September 13, 2006

Today was my first venture up a mountain this time around in Korea, Bukhan-san. I went with Dominica’s first cousin, Seong-yeol (who i just call “hyoung” = older brother) and two of his workers from his spaghetti restaurant, Sorrentos, who just call me, “Matty-hyoung.” I gotta say, i like the custom. it warms my heart everytime I hear them call it out.

Below are some photos from along the way…and after. You can see a whole bunch of new shots, with notes!, here.

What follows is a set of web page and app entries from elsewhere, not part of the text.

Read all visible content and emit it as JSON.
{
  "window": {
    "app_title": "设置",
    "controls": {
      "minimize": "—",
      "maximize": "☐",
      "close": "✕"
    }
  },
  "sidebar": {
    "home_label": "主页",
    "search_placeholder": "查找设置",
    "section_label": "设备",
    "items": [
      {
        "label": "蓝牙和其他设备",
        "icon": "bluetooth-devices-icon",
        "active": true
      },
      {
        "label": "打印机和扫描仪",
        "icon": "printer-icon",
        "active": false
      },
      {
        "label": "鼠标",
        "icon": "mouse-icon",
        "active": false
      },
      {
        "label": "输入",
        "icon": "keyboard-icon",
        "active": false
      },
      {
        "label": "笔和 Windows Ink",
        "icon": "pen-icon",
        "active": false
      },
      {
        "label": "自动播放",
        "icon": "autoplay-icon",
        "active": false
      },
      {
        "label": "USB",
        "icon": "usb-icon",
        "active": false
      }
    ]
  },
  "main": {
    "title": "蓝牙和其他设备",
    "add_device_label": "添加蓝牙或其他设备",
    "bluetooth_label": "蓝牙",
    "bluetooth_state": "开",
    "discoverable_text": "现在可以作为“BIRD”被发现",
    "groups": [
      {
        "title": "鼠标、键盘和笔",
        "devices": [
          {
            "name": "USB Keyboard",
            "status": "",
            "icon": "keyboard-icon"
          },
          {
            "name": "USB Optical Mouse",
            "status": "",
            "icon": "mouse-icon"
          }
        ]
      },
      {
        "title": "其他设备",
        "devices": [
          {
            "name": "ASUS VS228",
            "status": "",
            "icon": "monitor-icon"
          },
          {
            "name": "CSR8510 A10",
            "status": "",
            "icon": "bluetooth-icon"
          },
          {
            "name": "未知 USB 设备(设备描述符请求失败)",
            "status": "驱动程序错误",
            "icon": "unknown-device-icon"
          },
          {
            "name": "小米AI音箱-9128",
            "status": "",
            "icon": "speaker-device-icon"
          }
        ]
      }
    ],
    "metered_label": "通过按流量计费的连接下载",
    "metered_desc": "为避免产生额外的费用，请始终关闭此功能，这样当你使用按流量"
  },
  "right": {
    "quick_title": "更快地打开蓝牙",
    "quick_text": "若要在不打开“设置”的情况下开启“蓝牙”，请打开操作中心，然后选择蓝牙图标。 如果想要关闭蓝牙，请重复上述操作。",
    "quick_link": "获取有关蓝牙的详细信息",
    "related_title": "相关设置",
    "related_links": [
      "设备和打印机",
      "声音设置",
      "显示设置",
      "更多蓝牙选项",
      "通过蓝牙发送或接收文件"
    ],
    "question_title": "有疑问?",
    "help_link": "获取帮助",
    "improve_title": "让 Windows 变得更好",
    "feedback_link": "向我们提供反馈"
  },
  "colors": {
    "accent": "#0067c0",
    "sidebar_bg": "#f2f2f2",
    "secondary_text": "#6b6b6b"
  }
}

Oh, and I came here to Korea for some reason or other… uh… oh yeah, school and research. Here’s the view from my office at the Kyujanggak at Seoul National University (Seoul Daehakkyo or Seouldae for short).